Economics, psychology, and neuroscience are converging today into a unified discipline of Neuroeconomics with the ultimate aim of providing a single, general theory of human decision making. Neuroeconomics provides economists and social scientists with a deeper understanding of how they make their own decisions, and how others decide. Are we hard-wired to be risk-averse or risk seeking? How is a “fair decision” evaluated by the brain? Is it possible today to predict the purchasing intentions of a consumer? Can we modulate economic behaviour affecting the brain? Neuroscience allied to psychology and economics have powerful models and evidence to explain why we make a decision. Decision-making in financial markets, trust and cooperation in teams, consumer persuasion, will be central issues in this course in neuroeconomics. You will be provided with the most recent evidence from brain-imaging techniques (PET, fMRI and TMS), and you will be introduced to the explanatory models behind them.
Learning Objectives

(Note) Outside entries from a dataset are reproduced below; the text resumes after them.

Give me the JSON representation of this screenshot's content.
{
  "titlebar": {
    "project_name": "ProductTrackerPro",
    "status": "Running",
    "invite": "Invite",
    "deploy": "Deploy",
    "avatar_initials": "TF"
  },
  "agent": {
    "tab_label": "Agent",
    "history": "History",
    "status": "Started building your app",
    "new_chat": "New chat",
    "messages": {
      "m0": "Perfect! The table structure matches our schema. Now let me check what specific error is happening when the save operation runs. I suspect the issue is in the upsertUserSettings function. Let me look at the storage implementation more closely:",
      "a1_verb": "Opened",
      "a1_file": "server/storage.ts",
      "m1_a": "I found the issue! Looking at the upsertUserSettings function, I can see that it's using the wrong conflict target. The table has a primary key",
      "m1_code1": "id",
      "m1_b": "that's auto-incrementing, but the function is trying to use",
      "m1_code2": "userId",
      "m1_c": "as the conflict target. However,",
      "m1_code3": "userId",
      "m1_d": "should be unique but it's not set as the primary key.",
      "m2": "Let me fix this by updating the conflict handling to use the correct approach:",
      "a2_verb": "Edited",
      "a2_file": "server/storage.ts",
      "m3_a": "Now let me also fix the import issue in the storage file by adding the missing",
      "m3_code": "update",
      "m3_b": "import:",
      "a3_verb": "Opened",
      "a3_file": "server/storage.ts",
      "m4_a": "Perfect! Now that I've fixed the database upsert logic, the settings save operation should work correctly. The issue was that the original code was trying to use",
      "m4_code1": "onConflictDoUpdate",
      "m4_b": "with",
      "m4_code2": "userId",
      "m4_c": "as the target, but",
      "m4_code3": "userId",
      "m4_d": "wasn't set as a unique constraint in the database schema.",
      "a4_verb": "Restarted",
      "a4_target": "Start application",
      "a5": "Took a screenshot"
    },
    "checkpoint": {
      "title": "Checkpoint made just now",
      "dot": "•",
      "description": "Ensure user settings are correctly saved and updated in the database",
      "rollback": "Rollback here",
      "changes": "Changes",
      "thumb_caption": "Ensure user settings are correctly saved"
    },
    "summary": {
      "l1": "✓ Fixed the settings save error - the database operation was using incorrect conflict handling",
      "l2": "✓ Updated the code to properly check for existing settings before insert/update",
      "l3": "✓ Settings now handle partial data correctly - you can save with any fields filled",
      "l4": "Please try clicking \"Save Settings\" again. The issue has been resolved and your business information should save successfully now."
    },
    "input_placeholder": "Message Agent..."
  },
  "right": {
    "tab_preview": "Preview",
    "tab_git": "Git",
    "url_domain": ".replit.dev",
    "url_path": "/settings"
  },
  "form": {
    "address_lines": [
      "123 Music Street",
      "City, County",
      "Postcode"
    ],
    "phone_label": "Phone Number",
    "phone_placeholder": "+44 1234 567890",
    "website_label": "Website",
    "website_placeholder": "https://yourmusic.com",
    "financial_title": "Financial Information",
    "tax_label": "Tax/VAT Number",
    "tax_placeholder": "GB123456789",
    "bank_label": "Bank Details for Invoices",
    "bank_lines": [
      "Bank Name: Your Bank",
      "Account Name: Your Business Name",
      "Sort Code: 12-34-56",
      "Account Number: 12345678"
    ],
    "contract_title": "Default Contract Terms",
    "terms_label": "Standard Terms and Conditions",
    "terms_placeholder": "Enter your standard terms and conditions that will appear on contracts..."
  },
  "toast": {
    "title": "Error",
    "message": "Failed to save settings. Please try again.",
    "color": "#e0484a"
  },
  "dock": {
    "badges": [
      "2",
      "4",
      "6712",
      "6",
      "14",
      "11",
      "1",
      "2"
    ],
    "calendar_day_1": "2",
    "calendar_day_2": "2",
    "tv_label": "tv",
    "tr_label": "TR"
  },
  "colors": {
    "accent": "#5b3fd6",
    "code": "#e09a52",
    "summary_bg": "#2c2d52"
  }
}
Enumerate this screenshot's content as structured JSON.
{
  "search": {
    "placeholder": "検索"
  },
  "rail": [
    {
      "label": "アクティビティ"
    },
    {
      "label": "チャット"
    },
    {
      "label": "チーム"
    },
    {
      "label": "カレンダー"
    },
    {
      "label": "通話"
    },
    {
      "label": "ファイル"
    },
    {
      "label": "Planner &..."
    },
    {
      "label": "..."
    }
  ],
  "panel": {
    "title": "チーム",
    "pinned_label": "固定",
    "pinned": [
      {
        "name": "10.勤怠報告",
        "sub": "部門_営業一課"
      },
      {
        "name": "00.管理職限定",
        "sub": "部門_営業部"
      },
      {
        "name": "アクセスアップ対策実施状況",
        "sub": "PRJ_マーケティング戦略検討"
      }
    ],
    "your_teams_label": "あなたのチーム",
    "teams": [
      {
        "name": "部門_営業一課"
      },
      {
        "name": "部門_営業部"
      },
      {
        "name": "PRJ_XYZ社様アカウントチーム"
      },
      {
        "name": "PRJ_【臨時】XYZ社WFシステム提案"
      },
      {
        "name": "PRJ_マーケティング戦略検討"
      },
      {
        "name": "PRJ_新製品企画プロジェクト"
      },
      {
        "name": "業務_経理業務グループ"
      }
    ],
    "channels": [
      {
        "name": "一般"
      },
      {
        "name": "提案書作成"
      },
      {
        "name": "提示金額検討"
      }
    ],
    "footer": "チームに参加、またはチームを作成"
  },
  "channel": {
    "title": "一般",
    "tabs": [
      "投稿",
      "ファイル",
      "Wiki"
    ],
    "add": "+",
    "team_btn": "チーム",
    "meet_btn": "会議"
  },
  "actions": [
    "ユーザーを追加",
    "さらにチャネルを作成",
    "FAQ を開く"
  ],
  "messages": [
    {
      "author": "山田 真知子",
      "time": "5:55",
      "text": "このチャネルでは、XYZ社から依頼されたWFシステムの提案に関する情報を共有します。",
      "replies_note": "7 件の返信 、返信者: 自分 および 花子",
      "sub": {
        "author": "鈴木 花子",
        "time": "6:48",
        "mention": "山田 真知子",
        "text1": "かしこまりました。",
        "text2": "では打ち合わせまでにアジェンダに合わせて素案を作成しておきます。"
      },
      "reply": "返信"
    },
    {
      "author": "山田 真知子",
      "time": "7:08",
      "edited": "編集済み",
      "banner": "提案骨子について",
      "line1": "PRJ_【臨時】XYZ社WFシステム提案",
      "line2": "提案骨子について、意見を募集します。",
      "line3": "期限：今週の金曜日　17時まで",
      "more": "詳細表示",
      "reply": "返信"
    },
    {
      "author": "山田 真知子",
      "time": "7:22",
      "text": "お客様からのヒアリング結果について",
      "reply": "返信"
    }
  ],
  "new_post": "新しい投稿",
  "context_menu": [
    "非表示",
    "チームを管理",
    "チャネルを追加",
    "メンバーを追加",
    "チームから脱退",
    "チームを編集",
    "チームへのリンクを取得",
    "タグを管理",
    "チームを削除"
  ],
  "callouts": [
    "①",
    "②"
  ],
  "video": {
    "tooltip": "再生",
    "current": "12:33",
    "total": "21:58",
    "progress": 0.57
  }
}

Learning Objectives

  • Assumptions of Neuroeconomics
  • Methods of Neuroeconomics
  • The functional role of various brain regions in decision-making
  • Evolutionary approach of Neuroeconomics
  • Neuroeconomics of decisions in groups
  • Neural representation of the subjective value, basal ganglia and choice value
  • Affective mechanisms of decision-making
  • Dual process theory of decision-making
  • Limitations of Neuroeconomics
Expected Learning Outcomes

Expected Learning Outcomes

  • A a historical overview of the field.
  • Brain-imaging (EEG, MEG, fMRI), brain stimulation (TMS), cell recording, data visualization, interpretation of the results
  • Neuro-cognitive models of the choice: comparison with formal models of decision-making.
  • Basics of behavioral economics
  • Neural representation of the subjective value, basal ganglia and choice value
  • Affective mechanisms of decision-making
  • Dual process theory of decision-making
  • Foraging theory - an evolutionary perspective
  • Taking an evolutionary perspective: the ‘economic animal’ Primate studies of economic behaviour.
  • The social brain: Games in the brain
Course Contents

Course Contents

  • Introduction. Introduction to Neuroeconomics, a historical overview of the field.
  • Measuring brain activity: Brain-imaging (EEG, MEG, fMRI), brain stimulation (TMS), cell recording, data visualization, interpretation of the results
  • Introducing brain models of decision-making and choice. Neuro-cognitive models of the choice: comparison with formal models of decision-making.
  • Behavioral economics as a foundation of Neuroeconomics
  • Neural representation of the subjective value, basal ganglia and choice value
  • Affective mechanisms of decision-making
  • Dual process theory of decision-making
  • Foraging theory (economic behavior of animals)
  • The social brain: Games in the brain
  • Animals’ economy - a model of human economy.
Assessment Elements

Assessment Elements

  • blocking Group task
    To be anounced
  • blocking Written exam
    to be anounced
Interim Assessment

Interim Assessment

  • Interim assessment (4 module)
    0.3 * Group task + 0.7 * Written exam